Introduced to Parliament on 5th December 2018 this is another one for your Summer Holiday reading. There are a number of corrections to previous legislative changes (as usual) and a number of apparently small changes (but not small if it affects you). However, the two key changes you are most likely to be interested in are:
1. Ring-fencing of Residential Rental Losses
The Bill gives us an overview of why this law change is proposed. We wonder if the horse has bolted a bit, given that capital growth on houses is starting to fall, and capital gains tax (CGT) is almost certainly on the way in. Still no doubt a “belt and braces” view is being pursued here. Also, this law change will come in at least a year before any CGT starts to apply, and even then, any CGT will take a number of years to fully capture gains.
The Bill proposes to ring-fence your tax deductions if the expenses from holding your rental property is more than the income from the rental property.
The rule would apply on a portfolio basis (by default) – meaning that investors would calculate their overall profit or loss across their residential portfolio. However, taxpayers would be able to elect to apply the rules on a property-by-property basis. THIS ELECTION WILL BE IMPORTANT AS IT AFFECTS HOW YOU MAY BE TREATED FURTHER DOWN THE LINE – keep reading.
This new rule (let’s not call it a new tax as technically it isn’t) will apply from the start of the 2019/2020 tax year (for most people this is 1 April 2019 onwards), and only to “Residential property” (the Bright-line definitions will apply). What’s excluded you ask?
- your main home
- property subject to mixed use asset rules
- business property and farmland
- properties held in widely held companies
- properties held for employee/worker accommodation (in special circumstances).
- property identified and advised by the taxpayer to the Inland Revenue as being held on revenue account (i.e. any capital gain will be subject to income tax on sale)
Slightly different rules on whether the property is claimed on a portfolio basis or property-by-property for this last one.

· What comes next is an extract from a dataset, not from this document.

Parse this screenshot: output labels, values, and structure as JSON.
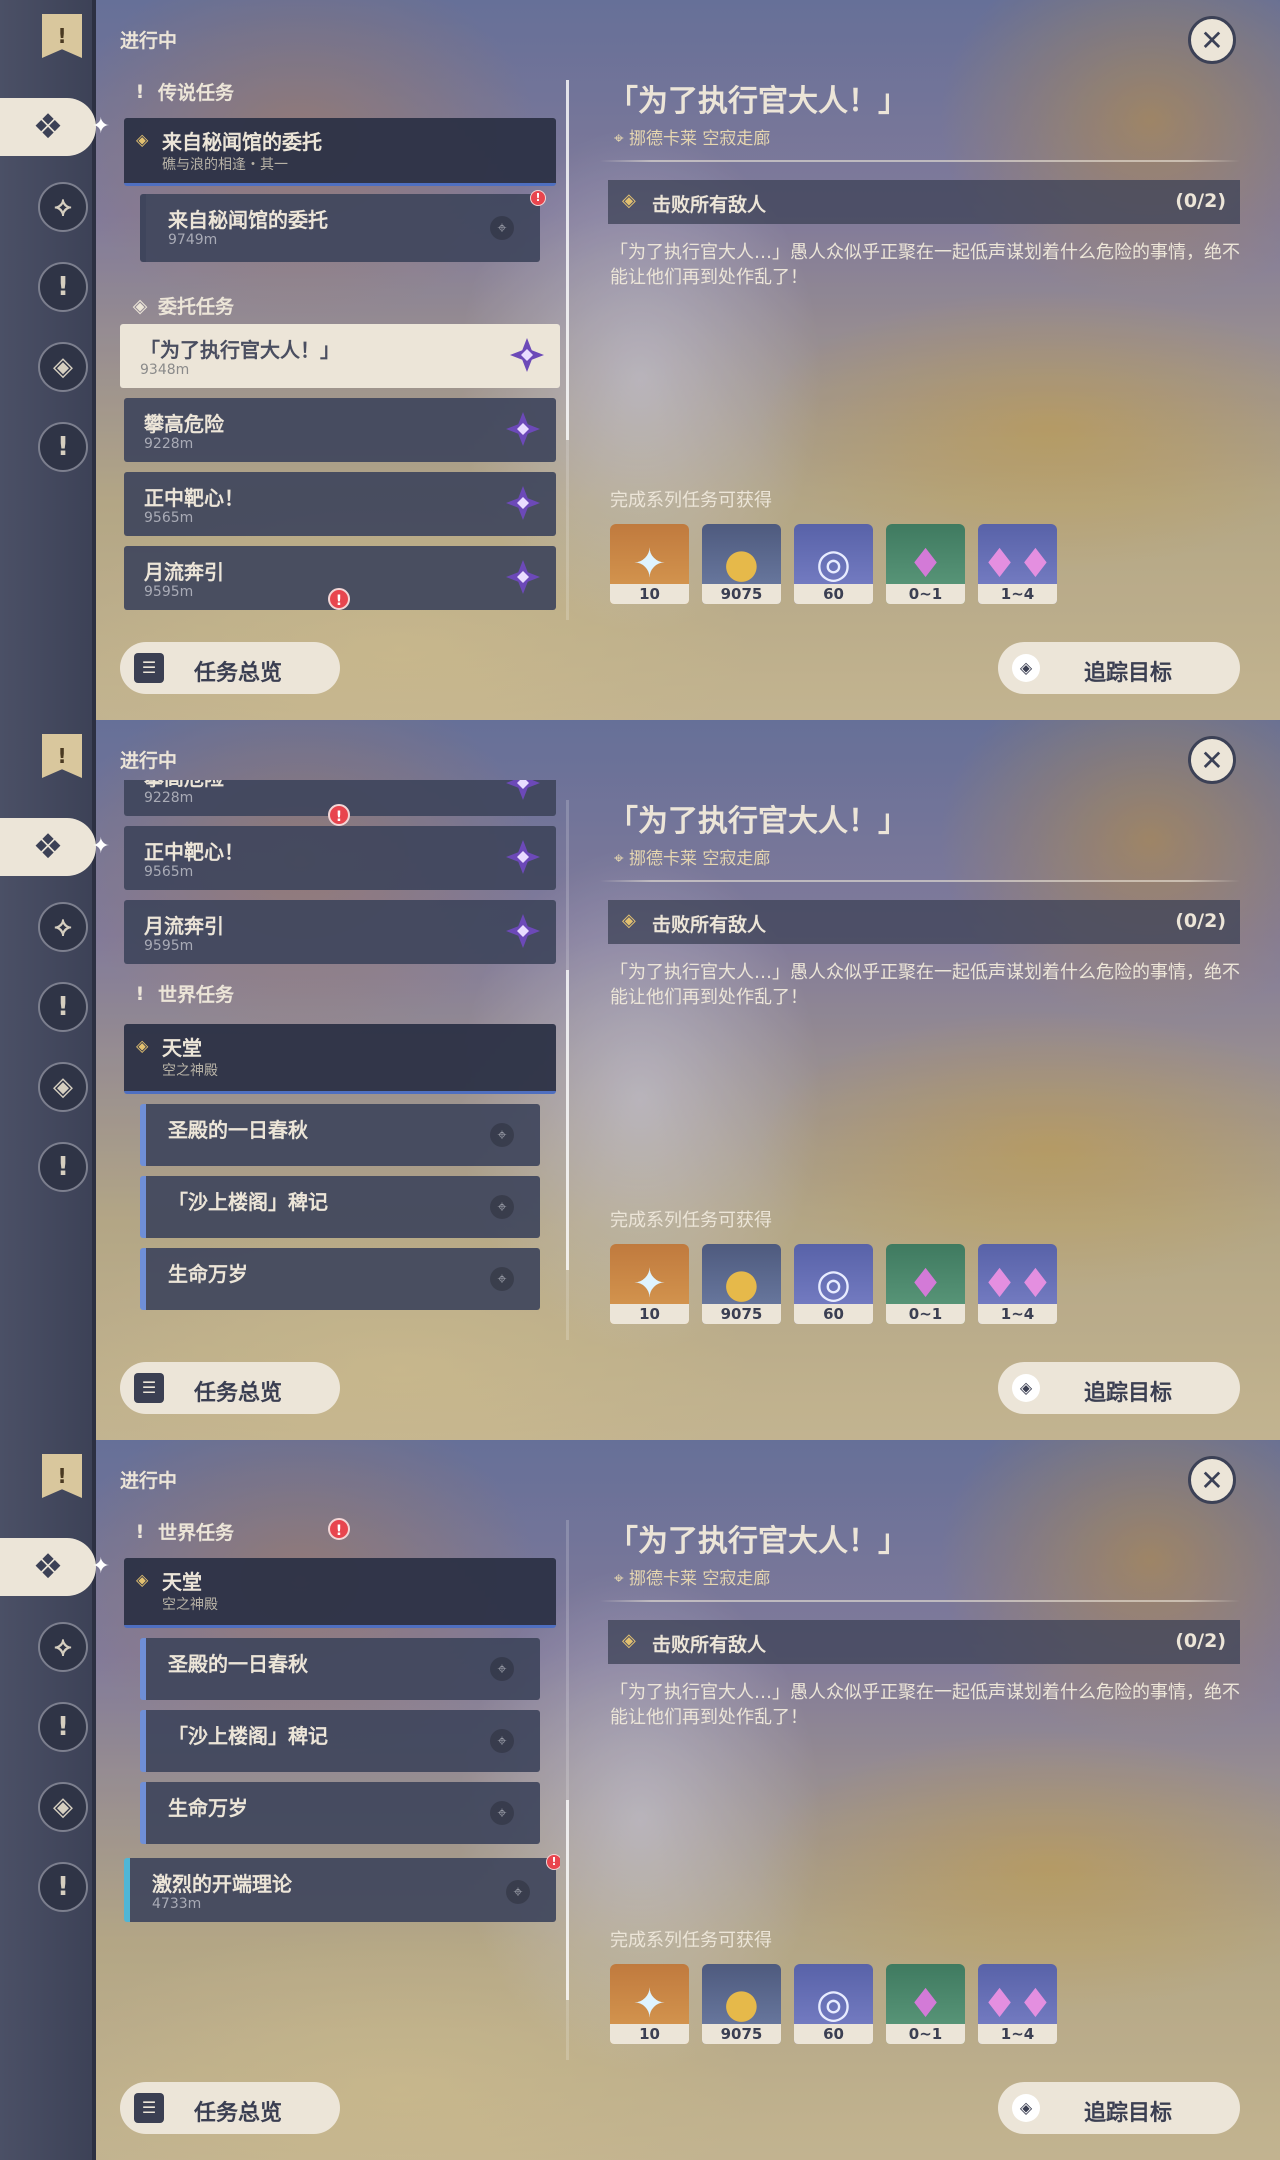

When do you get that deferred deduction?
Well sometimes never. But for the rest of the time it will be in a later year, where you have positive net residential rental income, or against income on the sale of residential land. This last part means if you are subject to income tax on the gain when selling the property (aka a tax on your capital gain) you can access the deferred deduction at that time. Access to the deduction where there is a taxable sale will depend on your original election on a portfolio basis or property-by-property basis – and this is where it starts to get tricky.

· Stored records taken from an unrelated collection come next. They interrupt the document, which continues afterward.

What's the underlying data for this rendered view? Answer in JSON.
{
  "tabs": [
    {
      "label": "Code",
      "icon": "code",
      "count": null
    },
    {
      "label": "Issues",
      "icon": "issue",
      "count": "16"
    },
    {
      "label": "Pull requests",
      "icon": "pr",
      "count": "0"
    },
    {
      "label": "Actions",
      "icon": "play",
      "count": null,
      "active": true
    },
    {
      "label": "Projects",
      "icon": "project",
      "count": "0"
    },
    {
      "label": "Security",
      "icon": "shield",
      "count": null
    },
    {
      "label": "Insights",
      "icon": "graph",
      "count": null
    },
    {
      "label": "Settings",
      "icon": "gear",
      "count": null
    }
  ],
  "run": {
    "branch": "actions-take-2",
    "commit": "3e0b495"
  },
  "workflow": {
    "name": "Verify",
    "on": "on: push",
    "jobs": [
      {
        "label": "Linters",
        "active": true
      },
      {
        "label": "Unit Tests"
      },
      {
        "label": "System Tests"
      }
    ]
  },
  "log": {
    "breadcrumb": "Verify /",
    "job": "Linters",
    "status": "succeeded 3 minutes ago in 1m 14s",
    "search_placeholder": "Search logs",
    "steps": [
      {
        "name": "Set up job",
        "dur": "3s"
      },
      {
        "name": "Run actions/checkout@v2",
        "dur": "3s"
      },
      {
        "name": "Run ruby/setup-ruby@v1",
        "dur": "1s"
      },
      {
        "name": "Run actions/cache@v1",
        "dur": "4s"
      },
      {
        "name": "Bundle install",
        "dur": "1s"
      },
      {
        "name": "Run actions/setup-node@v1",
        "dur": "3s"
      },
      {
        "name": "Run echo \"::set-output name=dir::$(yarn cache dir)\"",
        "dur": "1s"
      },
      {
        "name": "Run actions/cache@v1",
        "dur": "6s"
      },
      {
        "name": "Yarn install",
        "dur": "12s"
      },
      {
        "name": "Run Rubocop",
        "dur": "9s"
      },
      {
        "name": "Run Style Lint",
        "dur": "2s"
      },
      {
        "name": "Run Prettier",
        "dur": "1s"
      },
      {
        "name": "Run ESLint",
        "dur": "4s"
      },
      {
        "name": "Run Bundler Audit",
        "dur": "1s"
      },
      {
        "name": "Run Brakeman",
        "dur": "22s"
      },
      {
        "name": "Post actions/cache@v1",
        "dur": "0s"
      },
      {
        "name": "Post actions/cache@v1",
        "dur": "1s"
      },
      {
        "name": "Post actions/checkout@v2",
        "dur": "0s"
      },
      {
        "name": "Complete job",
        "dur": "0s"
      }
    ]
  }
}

The Bill also proposes to allow the transfer of ring-fenced deductions between companies in the same wholly-owned group, but these deductions would remain ring-fenced.
Of course, there will be anti-avoidance rules, which will include interposed entities and “land-rich” entities (50% or more of assets are in residential property).
2. GST and imported goods
This is the other biggy in the Bill. This so-called “Amazon Tax” has been well signalled by the Government, and is a welcome attempt to level the retail playing field in New Zealand by imposing New Zealand GST on imported goods. These rules are also being introduced in other countries so we are in step with them (well maybe a bit behind Australia).
The Overseas Vendor (or electronic market place) will be required to collect and pay GST to the Inland Revenue on goods sold into New Zealand with a value of up to NZ$1,000, unless the purchaser is GST registered.
Where goods are more than NZ$1,000 the purchaser will pay the GST at the border, or the vendor can elect to charge it and pass onto the Inland Revenue.
The Overseas Vendor will not have to collect this GST if their total New Zealand sales for a 12 month period does not exceed NZ$60,000. This is the same amount as domestic vendors registration obligations.
Where the goods are delivered to an overseas address and a “Re-deliverer” actually brings the goods into New Zealand, it will be the Re-deliverer’s obligation to meet the GST rules (not the Vendor). In this case, it will be the Re-deliverer’s total value of New Zealand goods that will be counted within the $60,000 threshold.
The assumption will be that the New Zealand purchaser is NOT registered for GST (so GST is charged), unless they advise the Vendor otherwise. The tricky thing will be where a GST registered person has failed to notify their GST registration status and as a consequence is GST charged. They will only be able to claim the GST back for goods up to the value of $1,000 if they can get a “tax invoice” from the Vendor. Good luck with that one.
Anti-avoidance rules? – Of course! And “knowledge” offences can also apply where the purchaser provides false or misleading information as to their GST status or the use of the goods (e.g. not being for their taxable activity).
A reminder that this is in Bill form and may be changed in the Parliamentary process.
You can find the full Bill here.